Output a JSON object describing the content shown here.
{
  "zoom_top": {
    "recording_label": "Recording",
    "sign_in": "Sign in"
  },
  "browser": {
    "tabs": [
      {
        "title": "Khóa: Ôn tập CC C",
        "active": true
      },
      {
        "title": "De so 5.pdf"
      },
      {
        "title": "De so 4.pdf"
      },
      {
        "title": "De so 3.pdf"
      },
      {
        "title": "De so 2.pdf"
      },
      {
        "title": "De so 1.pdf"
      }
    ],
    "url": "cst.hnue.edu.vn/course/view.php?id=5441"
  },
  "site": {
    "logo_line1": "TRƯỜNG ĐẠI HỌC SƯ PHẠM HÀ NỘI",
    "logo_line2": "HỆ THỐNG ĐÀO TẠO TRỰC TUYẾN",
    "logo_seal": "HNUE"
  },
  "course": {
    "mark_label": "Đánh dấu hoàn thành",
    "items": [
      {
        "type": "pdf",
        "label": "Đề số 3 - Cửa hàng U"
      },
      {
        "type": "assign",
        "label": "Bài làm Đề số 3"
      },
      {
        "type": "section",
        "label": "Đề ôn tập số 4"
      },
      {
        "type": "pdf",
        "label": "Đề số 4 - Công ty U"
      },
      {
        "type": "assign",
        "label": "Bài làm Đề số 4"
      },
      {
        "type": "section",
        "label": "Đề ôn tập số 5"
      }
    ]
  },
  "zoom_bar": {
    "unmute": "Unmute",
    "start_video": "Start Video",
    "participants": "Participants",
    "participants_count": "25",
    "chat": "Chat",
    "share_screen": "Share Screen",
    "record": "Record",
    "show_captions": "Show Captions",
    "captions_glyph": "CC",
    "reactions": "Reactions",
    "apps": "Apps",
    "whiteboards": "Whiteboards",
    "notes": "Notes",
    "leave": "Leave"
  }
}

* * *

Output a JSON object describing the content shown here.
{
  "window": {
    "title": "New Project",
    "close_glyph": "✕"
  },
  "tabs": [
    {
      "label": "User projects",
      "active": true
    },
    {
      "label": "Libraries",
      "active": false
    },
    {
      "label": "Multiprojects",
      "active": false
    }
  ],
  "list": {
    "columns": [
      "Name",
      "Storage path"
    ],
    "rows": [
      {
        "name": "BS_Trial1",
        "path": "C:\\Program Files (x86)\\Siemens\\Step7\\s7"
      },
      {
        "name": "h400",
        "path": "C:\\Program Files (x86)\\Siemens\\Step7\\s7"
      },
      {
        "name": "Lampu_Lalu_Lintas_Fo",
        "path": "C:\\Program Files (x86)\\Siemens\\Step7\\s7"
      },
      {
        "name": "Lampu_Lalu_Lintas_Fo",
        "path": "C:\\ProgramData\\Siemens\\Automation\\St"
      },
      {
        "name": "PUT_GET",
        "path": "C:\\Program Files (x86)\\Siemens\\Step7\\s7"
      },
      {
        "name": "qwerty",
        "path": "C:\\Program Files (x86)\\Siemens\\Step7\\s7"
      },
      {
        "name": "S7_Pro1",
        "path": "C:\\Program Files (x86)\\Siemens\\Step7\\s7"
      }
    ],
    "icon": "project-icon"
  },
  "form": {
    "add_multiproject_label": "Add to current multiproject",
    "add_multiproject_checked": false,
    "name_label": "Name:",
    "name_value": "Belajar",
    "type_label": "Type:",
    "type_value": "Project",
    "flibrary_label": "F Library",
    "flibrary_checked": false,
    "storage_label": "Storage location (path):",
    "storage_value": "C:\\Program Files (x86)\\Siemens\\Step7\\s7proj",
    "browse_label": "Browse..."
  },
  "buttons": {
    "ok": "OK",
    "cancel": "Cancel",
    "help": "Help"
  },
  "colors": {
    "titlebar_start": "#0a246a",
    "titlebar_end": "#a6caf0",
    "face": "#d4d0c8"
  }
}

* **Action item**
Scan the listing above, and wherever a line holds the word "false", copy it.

* **Solution to this exercise**
      "active": false
      "active": false
    "add_multiproject_checked": false,
    "flibrary_checked": false,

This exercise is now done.